> [Directions for this task]
What is the number of lines in this listing that include the string "datetime"? Answer with that number by itself.

> [Task data]
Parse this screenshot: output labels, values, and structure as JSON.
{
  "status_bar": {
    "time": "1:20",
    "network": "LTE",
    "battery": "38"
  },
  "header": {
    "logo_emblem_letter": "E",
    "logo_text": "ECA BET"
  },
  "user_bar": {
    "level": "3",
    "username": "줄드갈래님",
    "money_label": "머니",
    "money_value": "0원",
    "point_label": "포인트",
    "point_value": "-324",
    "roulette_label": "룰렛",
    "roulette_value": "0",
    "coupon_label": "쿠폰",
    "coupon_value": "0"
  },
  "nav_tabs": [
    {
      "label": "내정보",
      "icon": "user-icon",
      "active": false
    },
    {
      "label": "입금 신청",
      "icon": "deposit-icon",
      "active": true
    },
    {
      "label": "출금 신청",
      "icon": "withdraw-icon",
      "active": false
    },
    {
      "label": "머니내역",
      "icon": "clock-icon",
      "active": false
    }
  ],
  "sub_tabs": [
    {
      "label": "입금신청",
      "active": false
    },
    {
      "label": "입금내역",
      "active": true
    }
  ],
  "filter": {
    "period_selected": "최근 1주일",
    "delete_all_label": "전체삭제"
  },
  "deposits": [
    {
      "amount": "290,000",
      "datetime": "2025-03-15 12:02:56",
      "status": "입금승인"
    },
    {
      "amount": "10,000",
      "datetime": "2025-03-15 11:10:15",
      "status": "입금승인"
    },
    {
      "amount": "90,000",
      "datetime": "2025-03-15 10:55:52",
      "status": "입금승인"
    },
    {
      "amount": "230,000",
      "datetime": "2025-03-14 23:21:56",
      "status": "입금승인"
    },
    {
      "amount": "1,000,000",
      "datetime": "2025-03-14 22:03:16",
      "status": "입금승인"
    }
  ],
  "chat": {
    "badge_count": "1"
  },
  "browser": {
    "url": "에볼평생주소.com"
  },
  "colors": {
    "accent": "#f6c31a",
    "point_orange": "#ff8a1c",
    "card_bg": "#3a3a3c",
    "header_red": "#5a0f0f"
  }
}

> [Response area]
5